Data provided: Begin
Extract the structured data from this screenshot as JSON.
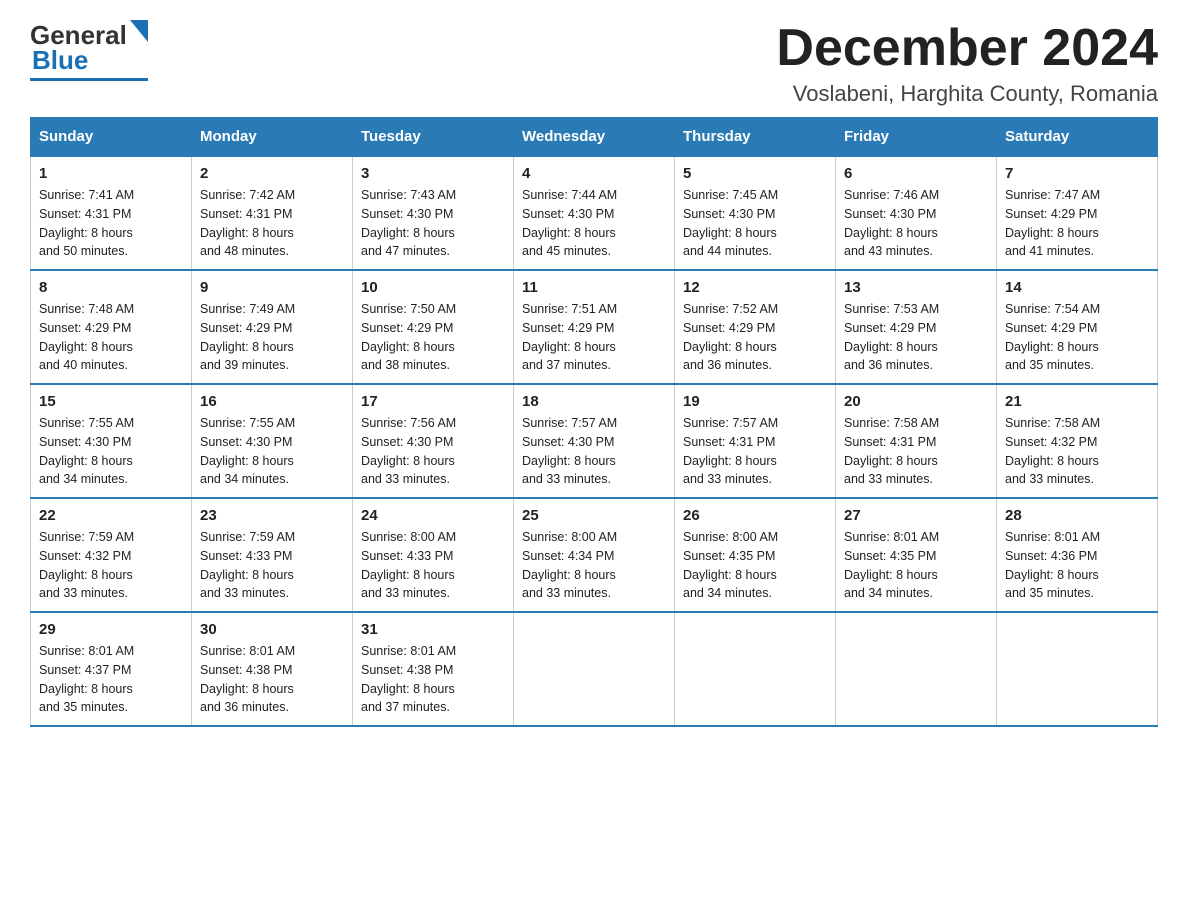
{
  "header": {
    "month_title": "December 2024",
    "location": "Voslabeni, Harghita County, Romania",
    "logo_general": "General",
    "logo_blue": "Blue"
  },
  "weekdays": [
    "Sunday",
    "Monday",
    "Tuesday",
    "Wednesday",
    "Thursday",
    "Friday",
    "Saturday"
  ],
  "weeks": [
    [
      {
        "day": "1",
        "sunrise": "7:41 AM",
        "sunset": "4:31 PM",
        "daylight": "8 hours and 50 minutes."
      },
      {
        "day": "2",
        "sunrise": "7:42 AM",
        "sunset": "4:31 PM",
        "daylight": "8 hours and 48 minutes."
      },
      {
        "day": "3",
        "sunrise": "7:43 AM",
        "sunset": "4:30 PM",
        "daylight": "8 hours and 47 minutes."
      },
      {
        "day": "4",
        "sunrise": "7:44 AM",
        "sunset": "4:30 PM",
        "daylight": "8 hours and 45 minutes."
      },
      {
        "day": "5",
        "sunrise": "7:45 AM",
        "sunset": "4:30 PM",
        "daylight": "8 hours and 44 minutes."
      },
      {
        "day": "6",
        "sunrise": "7:46 AM",
        "sunset": "4:30 PM",
        "daylight": "8 hours and 43 minutes."
      },
      {
        "day": "7",
        "sunrise": "7:47 AM",
        "sunset": "4:29 PM",
        "daylight": "8 hours and 41 minutes."
      }
    ],
    [
      {
        "day": "8",
        "sunrise": "7:48 AM",
        "sunset": "4:29 PM",
        "daylight": "8 hours and 40 minutes."
      },
      {
        "day": "9",
        "sunrise": "7:49 AM",
        "sunset": "4:29 PM",
        "daylight": "8 hours and 39 minutes."
      },
      {
        "day": "10",
        "sunrise": "7:50 AM",
        "sunset": "4:29 PM",
        "daylight": "8 hours and 38 minutes."
      },
      {
        "day": "11",
        "sunrise": "7:51 AM",
        "sunset": "4:29 PM",
        "daylight": "8 hours and 37 minutes."
      },
      {
        "day": "12",
        "sunrise": "7:52 AM",
        "sunset": "4:29 PM",
        "daylight": "8 hours and 36 minutes."
      },
      {
        "day": "13",
        "sunrise": "7:53 AM",
        "sunset": "4:29 PM",
        "daylight": "8 hours and 36 minutes."
      },
      {
        "day": "14",
        "sunrise": "7:54 AM",
        "sunset": "4:29 PM",
        "daylight": "8 hours and 35 minutes."
      }
    ],
    [
      {
        "day": "15",
        "sunrise": "7:55 AM",
        "sunset": "4:30 PM",
        "daylight": "8 hours and 34 minutes."
      },
      {
        "day": "16",
        "sunrise": "7:55 AM",
        "sunset": "4:30 PM",
        "daylight": "8 hours and 34 minutes."
      },
      {
        "day": "17",
        "sunrise": "7:56 AM",
        "sunset": "4:30 PM",
        "daylight": "8 hours and 33 minutes."
      },
      {
        "day": "18",
        "sunrise": "7:57 AM",
        "sunset": "4:30 PM",
        "daylight": "8 hours and 33 minutes."
      },
      {
        "day": "19",
        "sunrise": "7:57 AM",
        "sunset": "4:31 PM",
        "daylight": "8 hours and 33 minutes."
      },
      {
        "day": "20",
        "sunrise": "7:58 AM",
        "sunset": "4:31 PM",
        "daylight": "8 hours and 33 minutes."
      },
      {
        "day": "21",
        "sunrise": "7:58 AM",
        "sunset": "4:32 PM",
        "daylight": "8 hours and 33 minutes."
      }
    ],
    [
      {
        "day": "22",
        "sunrise": "7:59 AM",
        "sunset": "4:32 PM",
        "daylight": "8 hours and 33 minutes."
      },
      {
        "day": "23",
        "sunrise": "7:59 AM",
        "sunset": "4:33 PM",
        "daylight": "8 hours and 33 minutes."
      },
      {
        "day": "24",
        "sunrise": "8:00 AM",
        "sunset": "4:33 PM",
        "daylight": "8 hours and 33 minutes."
      },
      {
        "day": "25",
        "sunrise": "8:00 AM",
        "sunset": "4:34 PM",
        "daylight": "8 hours and 33 minutes."
      },
      {
        "day": "26",
        "sunrise": "8:00 AM",
        "sunset": "4:35 PM",
        "daylight": "8 hours and 34 minutes."
      },
      {
        "day": "27",
        "sunrise": "8:01 AM",
        "sunset": "4:35 PM",
        "daylight": "8 hours and 34 minutes."
      },
      {
        "day": "28",
        "sunrise": "8:01 AM",
        "sunset": "4:36 PM",
        "daylight": "8 hours and 35 minutes."
      }
    ],
    [
      {
        "day": "29",
        "sunrise": "8:01 AM",
        "sunset": "4:37 PM",
        "daylight": "8 hours and 35 minutes."
      },
      {
        "day": "30",
        "sunrise": "8:01 AM",
        "sunset": "4:38 PM",
        "daylight": "8 hours and 36 minutes."
      },
      {
        "day": "31",
        "sunrise": "8:01 AM",
        "sunset": "4:38 PM",
        "daylight": "8 hours and 37 minutes."
      },
      {
        "day": "",
        "sunrise": "",
        "sunset": "",
        "daylight": ""
      },
      {
        "day": "",
        "sunrise": "",
        "sunset": "",
        "daylight": ""
      },
      {
        "day": "",
        "sunrise": "",
        "sunset": "",
        "daylight": ""
      },
      {
        "day": "",
        "sunrise": "",
        "sunset": "",
        "daylight": ""
      }
    ]
  ],
  "labels": {
    "sunrise": "Sunrise: ",
    "sunset": "Sunset: ",
    "daylight": "Daylight: "
  }
}
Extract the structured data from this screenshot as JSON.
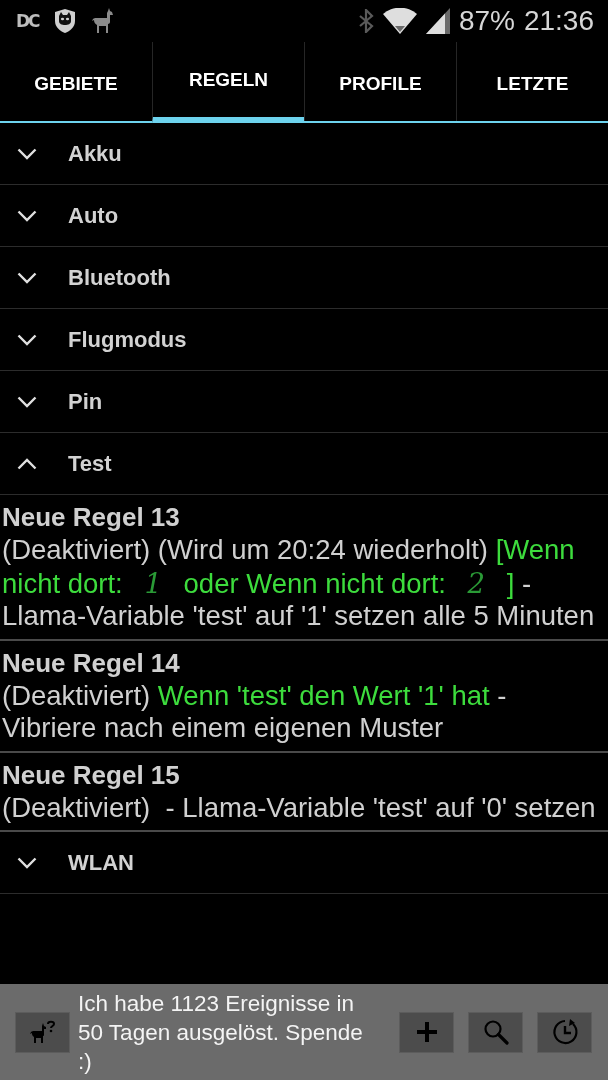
{
  "status_bar": {
    "badge": "DC",
    "battery": "87%",
    "time": "21:36"
  },
  "tabs": [
    {
      "label": "GEBIETE",
      "selected": false
    },
    {
      "label": "REGELN",
      "selected": true
    },
    {
      "label": "PROFILE",
      "selected": false
    },
    {
      "label": "LETZTE",
      "selected": false
    }
  ],
  "groups": [
    {
      "label": "Akku",
      "expanded": false
    },
    {
      "label": "Auto",
      "expanded": false
    },
    {
      "label": "Bluetooth",
      "expanded": false
    },
    {
      "label": "Flugmodus",
      "expanded": false
    },
    {
      "label": "Pin",
      "expanded": false
    },
    {
      "label": "Test",
      "expanded": true,
      "children": [
        {
          "title": "Neue Regel 13",
          "description": [
            {
              "kind": "plain",
              "text": "(Deaktiviert) (Wird um 20:24 wiederholt) "
            },
            {
              "kind": "condition",
              "text": "[Wenn nicht dort: "
            },
            {
              "kind": "scribble",
              "text": "1"
            },
            {
              "kind": "condition",
              "text": " oder Wenn nicht dort: "
            },
            {
              "kind": "scribble",
              "text": "2"
            },
            {
              "kind": "condition",
              "text": " ]"
            },
            {
              "kind": "plain",
              "text": " - Llama-Variable 'test' auf '1' setzen alle 5 Minuten"
            }
          ]
        },
        {
          "title": "Neue Regel 14",
          "description": [
            {
              "kind": "plain",
              "text": "(Deaktiviert) "
            },
            {
              "kind": "condition",
              "text": "Wenn 'test' den Wert '1' hat"
            },
            {
              "kind": "plain",
              "text": " - Vibriere nach einem eigenen Muster"
            }
          ]
        },
        {
          "title": "Neue Regel 15",
          "description": [
            {
              "kind": "plain",
              "text": "(Deaktiviert)  - Llama-Variable 'test' auf '0' setzen"
            }
          ]
        }
      ]
    },
    {
      "label": "WLAN",
      "expanded": false
    }
  ],
  "footer": {
    "message": "Ich habe 1123 Ereignisse in 50 Tagen ausgelöst. Spende :)"
  }
}
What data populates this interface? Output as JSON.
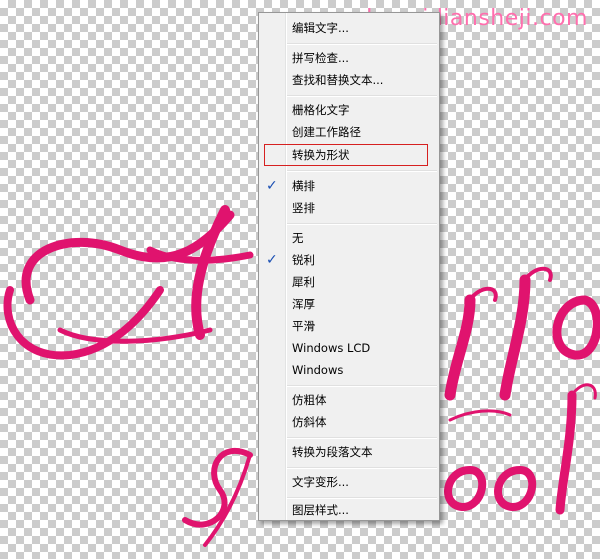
{
  "watermark": {
    "text": "www.haoyidiansheji.com"
  },
  "canvas": {
    "text_color": "#e0136e",
    "line1": "Hello",
    "line2": "School"
  },
  "menu": {
    "items": [
      {
        "label": "编辑文字..."
      },
      {
        "label": "拼写检查..."
      },
      {
        "label": "查找和替换文本..."
      },
      {
        "label": "栅格化文字"
      },
      {
        "label": "创建工作路径"
      },
      {
        "label": "转换为形状"
      },
      {
        "label": "横排",
        "checked": true
      },
      {
        "label": "竖排"
      },
      {
        "label": "无"
      },
      {
        "label": "锐利",
        "checked": true
      },
      {
        "label": "犀利"
      },
      {
        "label": "浑厚"
      },
      {
        "label": "平滑"
      },
      {
        "label": "Windows LCD"
      },
      {
        "label": "Windows"
      },
      {
        "label": "仿粗体"
      },
      {
        "label": "仿斜体"
      },
      {
        "label": "转换为段落文本"
      },
      {
        "label": "文字变形..."
      },
      {
        "label": "图层样式..."
      }
    ],
    "check_icon": "checkmark-icon",
    "check_glyph": "✓"
  }
}
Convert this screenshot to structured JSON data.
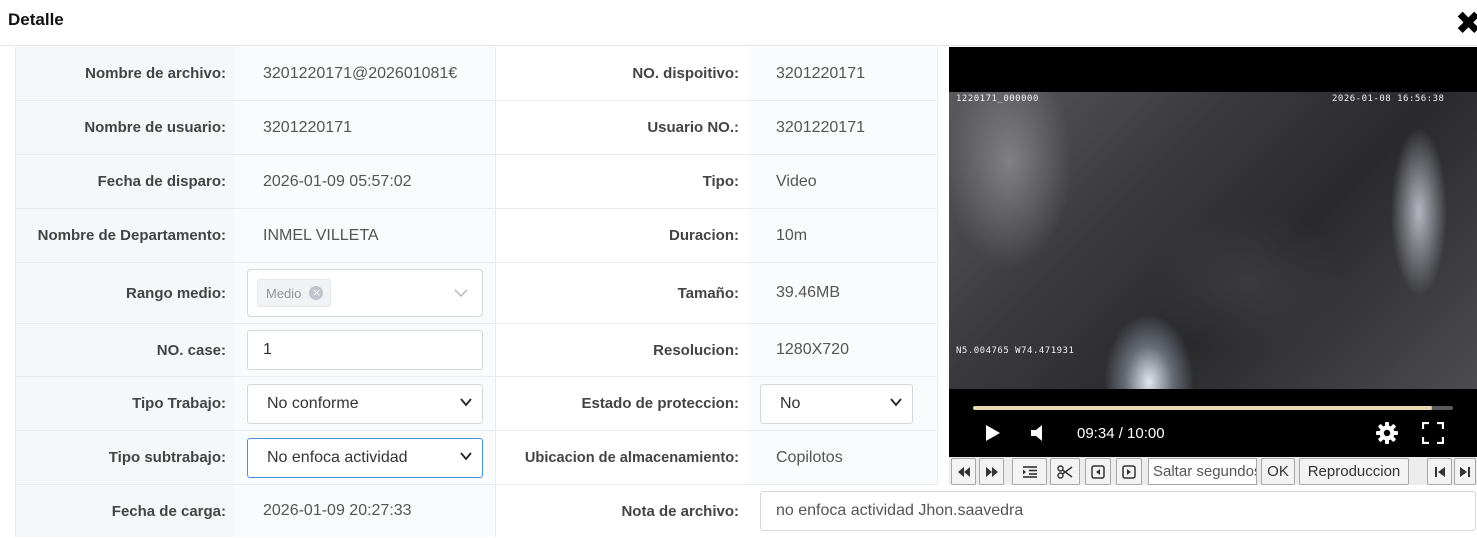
{
  "dialog": {
    "title": "Detalle",
    "close_glyph": "✖"
  },
  "fields": {
    "nombre_archivo": {
      "label": "Nombre de archivo:",
      "value": "3201220171@202601081€"
    },
    "no_dispositivo": {
      "label": "NO. dispoitivo:",
      "value": "3201220171"
    },
    "nombre_usuario": {
      "label": "Nombre de usuario:",
      "value": "3201220171"
    },
    "usuario_no": {
      "label": "Usuario NO.:",
      "value": "3201220171"
    },
    "fecha_disparo": {
      "label": "Fecha de disparo:",
      "value": "2026-01-09 05:57:02"
    },
    "tipo": {
      "label": "Tipo:",
      "value": "Video"
    },
    "departamento": {
      "label": "Nombre de Departamento:",
      "value": "INMEL VILLETA"
    },
    "duracion": {
      "label": "Duracion:",
      "value": "10m"
    },
    "rango_medio": {
      "label": "Rango medio:",
      "tag": "Medio"
    },
    "tamano": {
      "label": "Tamaño:",
      "value": "39.46MB"
    },
    "no_case": {
      "label": "NO. case:",
      "value": "1"
    },
    "resolucion": {
      "label": "Resolucion:",
      "value": "1280X720"
    },
    "tipo_trabajo": {
      "label": "Tipo Trabajo:",
      "value": "No conforme"
    },
    "estado_proteccion": {
      "label": "Estado de proteccion:",
      "value": "No"
    },
    "tipo_subtrabajo": {
      "label": "Tipo subtrabajo:",
      "value": "No enfoca actividad"
    },
    "ubicacion": {
      "label": "Ubicacion de almacenamiento:",
      "value": "Copilotos"
    },
    "fecha_carga": {
      "label": "Fecha de carga:",
      "value": "2026-01-09 20:27:33"
    },
    "nota": {
      "label": "Nota de archivo:",
      "value": "no enfoca actividad Jhon.saavedra"
    }
  },
  "player": {
    "overlay_device": "1220171_000000",
    "overlay_datetime": "2026-01-08 16:56:38",
    "overlay_gps": "N5.004765 W74.471931",
    "current_time": "09:34",
    "total_time": "10:00",
    "time_display": "09:34 / 10:00",
    "progress_fraction": 0.957,
    "progress_color": "#e8d9b0",
    "icons": [
      "play-icon",
      "volume-icon",
      "settings-icon",
      "fullscreen-icon"
    ]
  },
  "toolbar": {
    "seek_placeholder": "Saltar segundos",
    "ok_label": "OK",
    "playback_label": "Reproduccion",
    "icons": [
      "rewind-icon",
      "fast-forward-icon",
      "list-indent-icon",
      "scissors-icon",
      "frame-back-icon",
      "frame-forward-icon",
      "skip-start-icon",
      "skip-end-icon"
    ]
  }
}
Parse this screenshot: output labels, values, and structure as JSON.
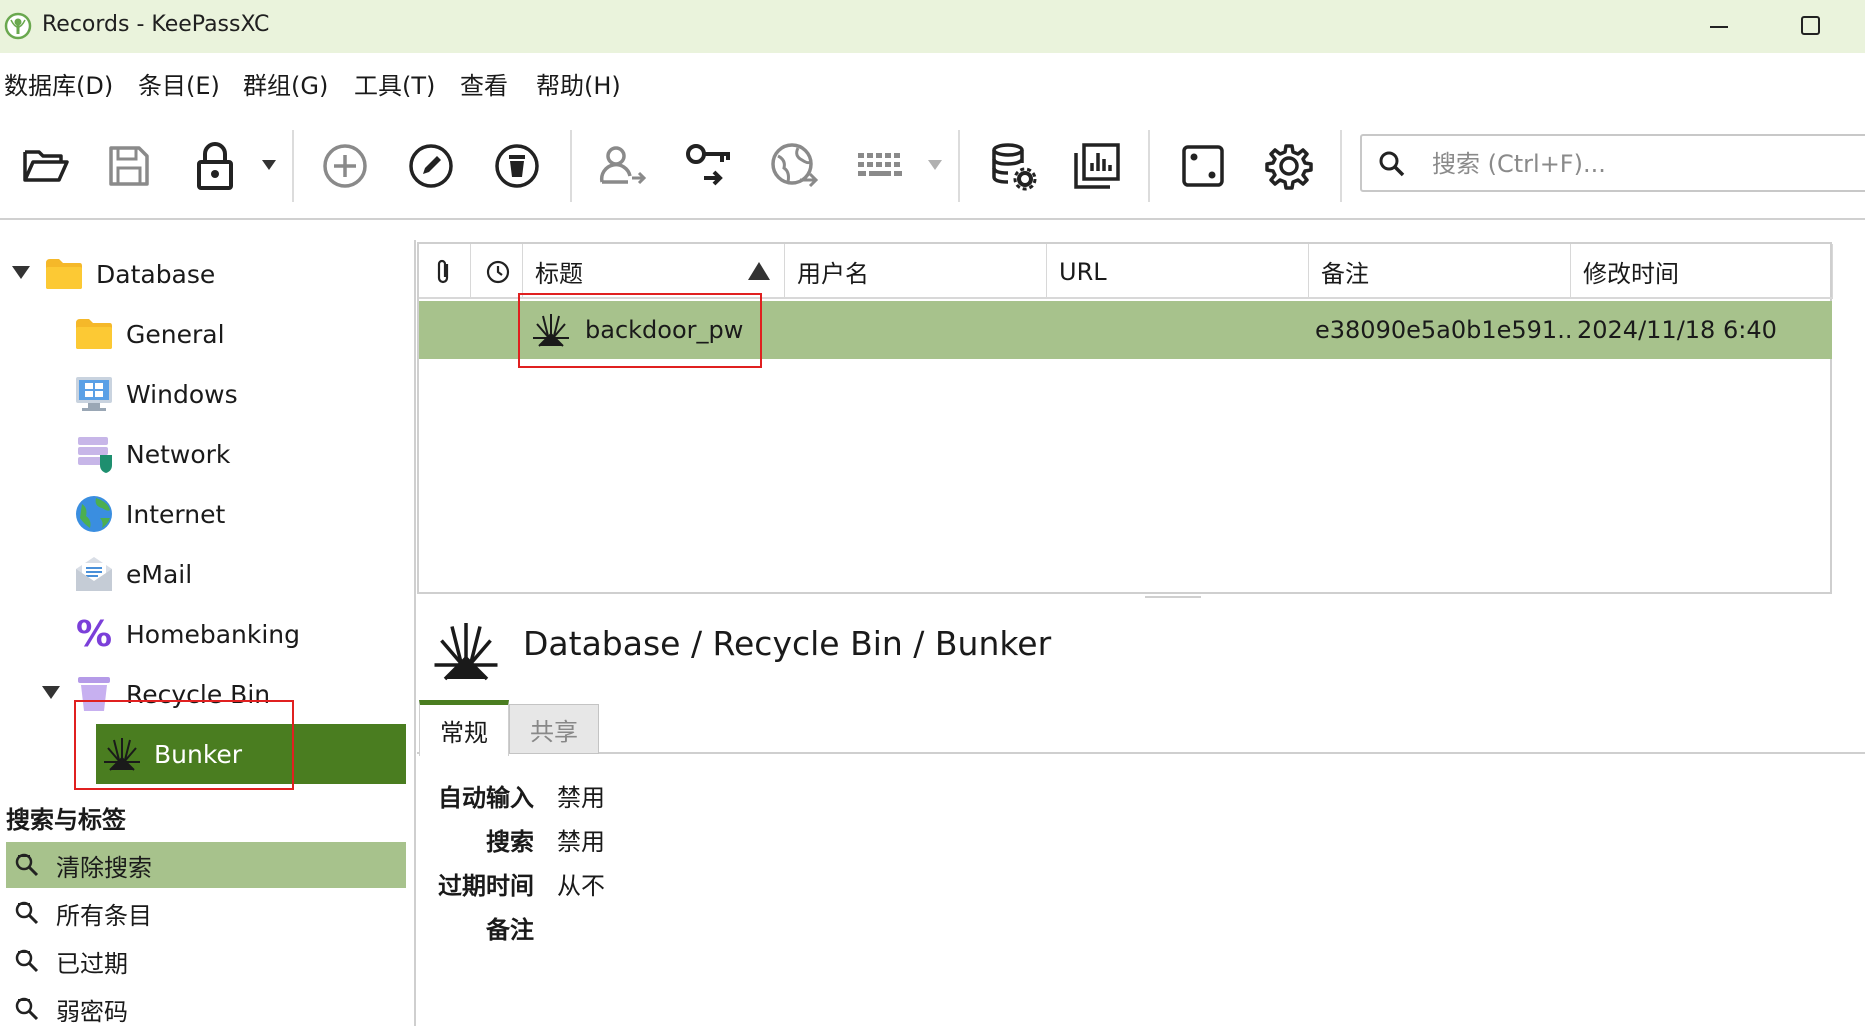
{
  "window": {
    "title": "Records - KeePassXC"
  },
  "menu": [
    "数据库(D)",
    "条目(E)",
    "群组(G)",
    "工具(T)",
    "查看",
    "帮助(H)"
  ],
  "toolbar": {
    "buttons": [
      "open-database-icon",
      "save-database-icon",
      "lock-database-icon",
      "add-entry-icon",
      "edit-entry-icon",
      "delete-entry-icon",
      "copy-username-icon",
      "copy-password-icon",
      "open-url-icon",
      "autotype-keyboard-icon",
      "database-settings-icon",
      "reports-icon",
      "password-generator-icon",
      "settings-icon"
    ],
    "search_placeholder": "搜索 (Ctrl+F)..."
  },
  "tree": {
    "root": "Database",
    "groups": [
      "General",
      "Windows",
      "Network",
      "Internet",
      "eMail",
      "Homebanking"
    ],
    "recycle_bin": "Recycle Bin",
    "recycle_child": "Bunker"
  },
  "tags": {
    "title": "搜索与标签",
    "items": [
      "清除搜索",
      "所有条目",
      "已过期",
      "弱密码"
    ]
  },
  "table": {
    "columns": [
      "标题",
      "用户名",
      "URL",
      "备注",
      "修改时间"
    ],
    "rows": [
      {
        "title": "backdoor_pw",
        "username": "",
        "url": "",
        "notes": "e38090e5a0b1e591...",
        "modified": "2024/11/18 6:40"
      }
    ]
  },
  "detail": {
    "path": "Database / Recycle Bin / Bunker",
    "tabs": [
      "常规",
      "共享"
    ],
    "fields": [
      {
        "label": "自动输入",
        "value": "禁用"
      },
      {
        "label": "搜索",
        "value": "禁用"
      },
      {
        "label": "过期时间",
        "value": "从不"
      },
      {
        "label": "备注",
        "value": ""
      }
    ]
  },
  "colors": {
    "titlebar": "#eaf3dc",
    "selected_group": "#4a7d20",
    "selected_row": "#a7c28c",
    "highlight_box": "#e02020"
  }
}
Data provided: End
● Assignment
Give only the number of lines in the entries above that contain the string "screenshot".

● Written solution
4